**** RECORD EXCERPTS ****

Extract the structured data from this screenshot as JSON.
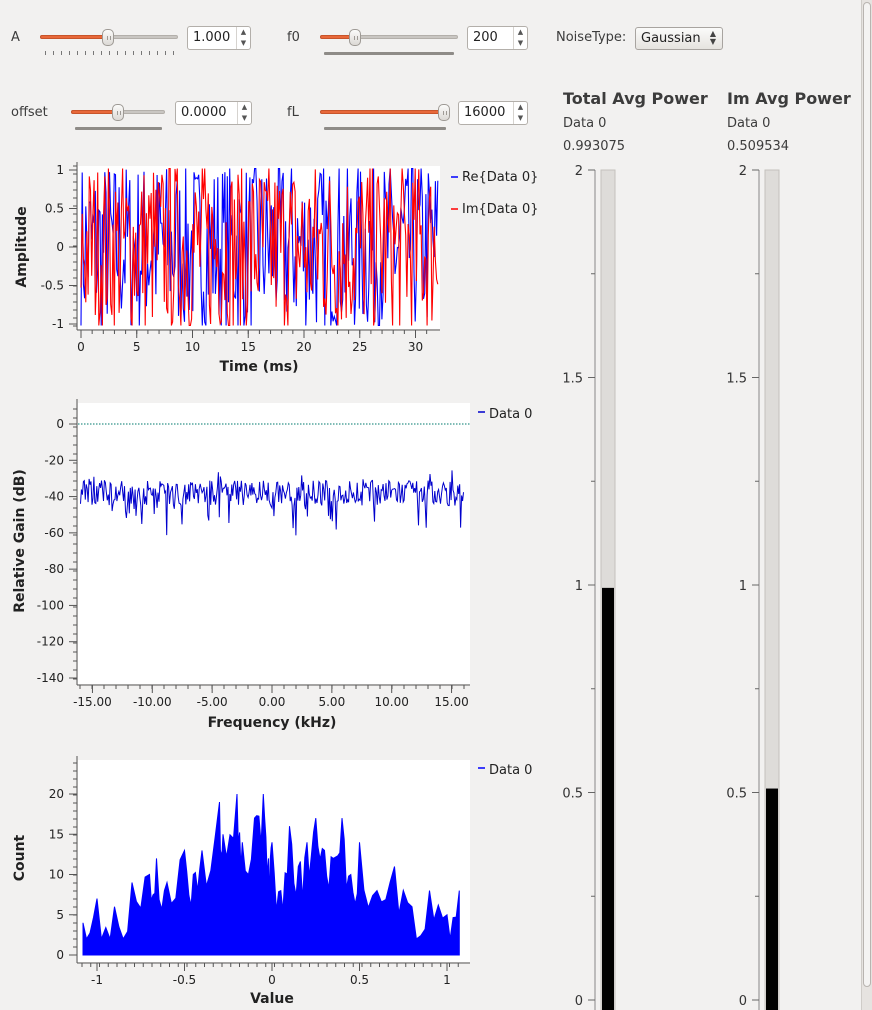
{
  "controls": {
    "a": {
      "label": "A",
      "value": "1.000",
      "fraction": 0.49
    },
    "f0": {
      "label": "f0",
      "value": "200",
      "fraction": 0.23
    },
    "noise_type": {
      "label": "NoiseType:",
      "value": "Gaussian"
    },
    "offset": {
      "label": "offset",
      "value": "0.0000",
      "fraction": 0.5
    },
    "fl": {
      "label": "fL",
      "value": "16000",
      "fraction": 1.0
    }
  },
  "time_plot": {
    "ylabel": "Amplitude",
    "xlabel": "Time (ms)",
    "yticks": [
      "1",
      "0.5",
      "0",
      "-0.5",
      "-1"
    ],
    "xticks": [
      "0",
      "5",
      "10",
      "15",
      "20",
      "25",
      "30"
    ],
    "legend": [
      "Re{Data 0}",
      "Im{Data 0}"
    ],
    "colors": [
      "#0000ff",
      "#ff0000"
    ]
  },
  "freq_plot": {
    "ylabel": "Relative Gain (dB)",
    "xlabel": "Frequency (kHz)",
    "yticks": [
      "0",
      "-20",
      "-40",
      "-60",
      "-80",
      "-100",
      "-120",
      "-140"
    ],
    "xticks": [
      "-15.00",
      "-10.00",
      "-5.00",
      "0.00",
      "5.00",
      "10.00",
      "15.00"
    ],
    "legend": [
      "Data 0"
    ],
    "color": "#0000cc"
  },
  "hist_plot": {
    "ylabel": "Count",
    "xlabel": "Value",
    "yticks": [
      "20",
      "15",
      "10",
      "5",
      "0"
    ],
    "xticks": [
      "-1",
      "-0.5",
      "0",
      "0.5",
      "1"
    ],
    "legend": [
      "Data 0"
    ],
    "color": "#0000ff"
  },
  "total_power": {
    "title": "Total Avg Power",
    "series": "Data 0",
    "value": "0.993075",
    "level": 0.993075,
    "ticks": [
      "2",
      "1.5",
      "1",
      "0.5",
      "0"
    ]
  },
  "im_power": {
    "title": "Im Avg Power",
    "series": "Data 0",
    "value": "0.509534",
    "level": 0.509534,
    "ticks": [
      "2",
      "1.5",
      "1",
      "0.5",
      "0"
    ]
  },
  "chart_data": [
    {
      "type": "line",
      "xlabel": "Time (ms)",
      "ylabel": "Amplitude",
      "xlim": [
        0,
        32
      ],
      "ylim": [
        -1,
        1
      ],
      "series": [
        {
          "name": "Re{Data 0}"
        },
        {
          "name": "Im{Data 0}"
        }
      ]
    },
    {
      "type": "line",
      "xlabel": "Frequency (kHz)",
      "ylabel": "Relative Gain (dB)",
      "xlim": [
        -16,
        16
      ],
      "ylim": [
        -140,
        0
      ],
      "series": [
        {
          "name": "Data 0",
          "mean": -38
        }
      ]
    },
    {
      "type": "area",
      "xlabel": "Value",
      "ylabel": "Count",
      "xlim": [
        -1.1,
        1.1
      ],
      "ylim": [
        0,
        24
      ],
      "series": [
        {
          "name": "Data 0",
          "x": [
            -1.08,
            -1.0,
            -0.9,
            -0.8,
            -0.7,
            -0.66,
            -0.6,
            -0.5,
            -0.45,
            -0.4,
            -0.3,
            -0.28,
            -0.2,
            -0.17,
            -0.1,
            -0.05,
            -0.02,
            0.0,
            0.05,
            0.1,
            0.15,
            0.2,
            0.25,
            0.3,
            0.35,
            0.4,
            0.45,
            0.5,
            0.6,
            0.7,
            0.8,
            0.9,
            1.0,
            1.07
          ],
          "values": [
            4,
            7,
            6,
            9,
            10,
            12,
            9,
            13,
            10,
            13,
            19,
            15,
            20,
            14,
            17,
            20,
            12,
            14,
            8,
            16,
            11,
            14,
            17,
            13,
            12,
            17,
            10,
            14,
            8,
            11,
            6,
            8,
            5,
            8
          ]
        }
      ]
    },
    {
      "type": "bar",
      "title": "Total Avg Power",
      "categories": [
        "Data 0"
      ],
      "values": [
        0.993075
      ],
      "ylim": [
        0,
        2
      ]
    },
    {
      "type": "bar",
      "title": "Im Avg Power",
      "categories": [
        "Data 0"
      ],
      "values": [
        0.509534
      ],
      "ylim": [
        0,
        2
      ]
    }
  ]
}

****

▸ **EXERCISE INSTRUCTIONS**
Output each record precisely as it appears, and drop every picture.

▸ **SOLUTION FOR THIS PROBLEM**
Extract the structured data from this screenshot as JSON.
{
  "controls": {
    "a": {
      "label": "A",
      "value": "1.000",
      "fraction": 0.49
    },
    "f0": {
      "label": "f0",
      "value": "200",
      "fraction": 0.23
    },
    "noise_type": {
      "label": "NoiseType:",
      "value": "Gaussian"
    },
    "offset": {
      "label": "offset",
      "value": "0.0000",
      "fraction": 0.5
    },
    "fl": {
      "label": "fL",
      "value": "16000",
      "fraction": 1.0
    }
  },
  "time_plot": {
    "ylabel": "Amplitude",
    "xlabel": "Time (ms)",
    "yticks": [
      "1",
      "0.5",
      "0",
      "-0.5",
      "-1"
    ],
    "xticks": [
      "0",
      "5",
      "10",
      "15",
      "20",
      "25",
      "30"
    ],
    "legend": [
      "Re{Data 0}",
      "Im{Data 0}"
    ],
    "colors": [
      "#0000ff",
      "#ff0000"
    ]
  },
  "freq_plot": {
    "ylabel": "Relative Gain (dB)",
    "xlabel": "Frequency (kHz)",
    "yticks": [
      "0",
      "-20",
      "-40",
      "-60",
      "-80",
      "-100",
      "-120",
      "-140"
    ],
    "xticks": [
      "-15.00",
      "-10.00",
      "-5.00",
      "0.00",
      "5.00",
      "10.00",
      "15.00"
    ],
    "legend": [
      "Data 0"
    ],
    "color": "#0000cc"
  },
  "hist_plot": {
    "ylabel": "Count",
    "xlabel": "Value",
    "yticks": [
      "20",
      "15",
      "10",
      "5",
      "0"
    ],
    "xticks": [
      "-1",
      "-0.5",
      "0",
      "0.5",
      "1"
    ],
    "legend": [
      "Data 0"
    ],
    "color": "#0000ff"
  },
  "total_power": {
    "title": "Total Avg Power",
    "series": "Data 0",
    "value": "0.993075",
    "level": 0.993075,
    "ticks": [
      "2",
      "1.5",
      "1",
      "0.5",
      "0"
    ]
  },
  "im_power": {
    "title": "Im Avg Power",
    "series": "Data 0",
    "value": "0.509534",
    "level": 0.509534,
    "ticks": [
      "2",
      "1.5",
      "1",
      "0.5",
      "0"
    ]
  },
  "chart_data": [
    {
      "type": "line",
      "xlabel": "Time (ms)",
      "ylabel": "Amplitude",
      "xlim": [
        0,
        32
      ],
      "ylim": [
        -1,
        1
      ],
      "series": [
        {
          "name": "Re{Data 0}"
        },
        {
          "name": "Im{Data 0}"
        }
      ]
    },
    {
      "type": "line",
      "xlabel": "Frequency (kHz)",
      "ylabel": "Relative Gain (dB)",
      "xlim": [
        -16,
        16
      ],
      "ylim": [
        -140,
        0
      ],
      "series": [
        {
          "name": "Data 0",
          "mean": -38
        }
      ]
    },
    {
      "type": "area",
      "xlabel": "Value",
      "ylabel": "Count",
      "xlim": [
        -1.1,
        1.1
      ],
      "ylim": [
        0,
        24
      ],
      "series": [
        {
          "name": "Data 0",
          "x": [
            -1.08,
            -1.0,
            -0.9,
            -0.8,
            -0.7,
            -0.66,
            -0.6,
            -0.5,
            -0.45,
            -0.4,
            -0.3,
            -0.28,
            -0.2,
            -0.17,
            -0.1,
            -0.05,
            -0.02,
            0.0,
            0.05,
            0.1,
            0.15,
            0.2,
            0.25,
            0.3,
            0.35,
            0.4,
            0.45,
            0.5,
            0.6,
            0.7,
            0.8,
            0.9,
            1.0,
            1.07
          ],
          "values": [
            4,
            7,
            6,
            9,
            10,
            12,
            9,
            13,
            10,
            13,
            19,
            15,
            20,
            14,
            17,
            20,
            12,
            14,
            8,
            16,
            11,
            14,
            17,
            13,
            12,
            17,
            10,
            14,
            8,
            11,
            6,
            8,
            5,
            8
          ]
        }
      ]
    },
    {
      "type": "bar",
      "title": "Total Avg Power",
      "categories": [
        "Data 0"
      ],
      "values": [
        0.993075
      ],
      "ylim": [
        0,
        2
      ]
    },
    {
      "type": "bar",
      "title": "Im Avg Power",
      "categories": [
        "Data 0"
      ],
      "values": [
        0.509534
      ],
      "ylim": [
        0,
        2
      ]
    }
  ]
}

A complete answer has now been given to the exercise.